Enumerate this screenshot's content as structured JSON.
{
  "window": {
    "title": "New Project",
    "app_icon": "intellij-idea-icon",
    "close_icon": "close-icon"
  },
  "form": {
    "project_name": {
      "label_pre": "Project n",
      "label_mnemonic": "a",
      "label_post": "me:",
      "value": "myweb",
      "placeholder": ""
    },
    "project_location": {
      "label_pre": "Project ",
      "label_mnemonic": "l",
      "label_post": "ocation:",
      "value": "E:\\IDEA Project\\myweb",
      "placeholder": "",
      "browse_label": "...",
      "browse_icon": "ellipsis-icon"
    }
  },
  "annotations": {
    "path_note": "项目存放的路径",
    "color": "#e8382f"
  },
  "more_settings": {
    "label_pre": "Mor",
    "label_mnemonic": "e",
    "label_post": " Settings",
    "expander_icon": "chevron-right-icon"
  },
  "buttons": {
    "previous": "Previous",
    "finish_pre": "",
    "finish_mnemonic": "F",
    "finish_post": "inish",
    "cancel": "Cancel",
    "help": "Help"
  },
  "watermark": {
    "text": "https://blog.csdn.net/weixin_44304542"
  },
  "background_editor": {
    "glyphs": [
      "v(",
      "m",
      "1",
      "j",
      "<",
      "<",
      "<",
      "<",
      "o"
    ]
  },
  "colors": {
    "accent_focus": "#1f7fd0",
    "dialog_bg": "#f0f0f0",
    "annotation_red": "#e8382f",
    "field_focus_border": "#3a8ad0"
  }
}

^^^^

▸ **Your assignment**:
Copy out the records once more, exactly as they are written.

▸ **Task result**:
Enumerate this screenshot's content as structured JSON.
{
  "window": {
    "title": "New Project",
    "app_icon": "intellij-idea-icon",
    "close_icon": "close-icon"
  },
  "form": {
    "project_name": {
      "label_pre": "Project n",
      "label_mnemonic": "a",
      "label_post": "me:",
      "value": "myweb",
      "placeholder": ""
    },
    "project_location": {
      "label_pre": "Project ",
      "label_mnemonic": "l",
      "label_post": "ocation:",
      "value": "E:\\IDEA Project\\myweb",
      "placeholder": "",
      "browse_label": "...",
      "browse_icon": "ellipsis-icon"
    }
  },
  "annotations": {
    "path_note": "项目存放的路径",
    "color": "#e8382f"
  },
  "more_settings": {
    "label_pre": "Mor",
    "label_mnemonic": "e",
    "label_post": " Settings",
    "expander_icon": "chevron-right-icon"
  },
  "buttons": {
    "previous": "Previous",
    "finish_pre": "",
    "finish_mnemonic": "F",
    "finish_post": "inish",
    "cancel": "Cancel",
    "help": "Help"
  },
  "watermark": {
    "text": "https://blog.csdn.net/weixin_44304542"
  },
  "background_editor": {
    "glyphs": [
      "v(",
      "m",
      "1",
      "j",
      "<",
      "<",
      "<",
      "<",
      "o"
    ]
  },
  "colors": {
    "accent_focus": "#1f7fd0",
    "dialog_bg": "#f0f0f0",
    "annotation_red": "#e8382f",
    "field_focus_border": "#3a8ad0"
  }
}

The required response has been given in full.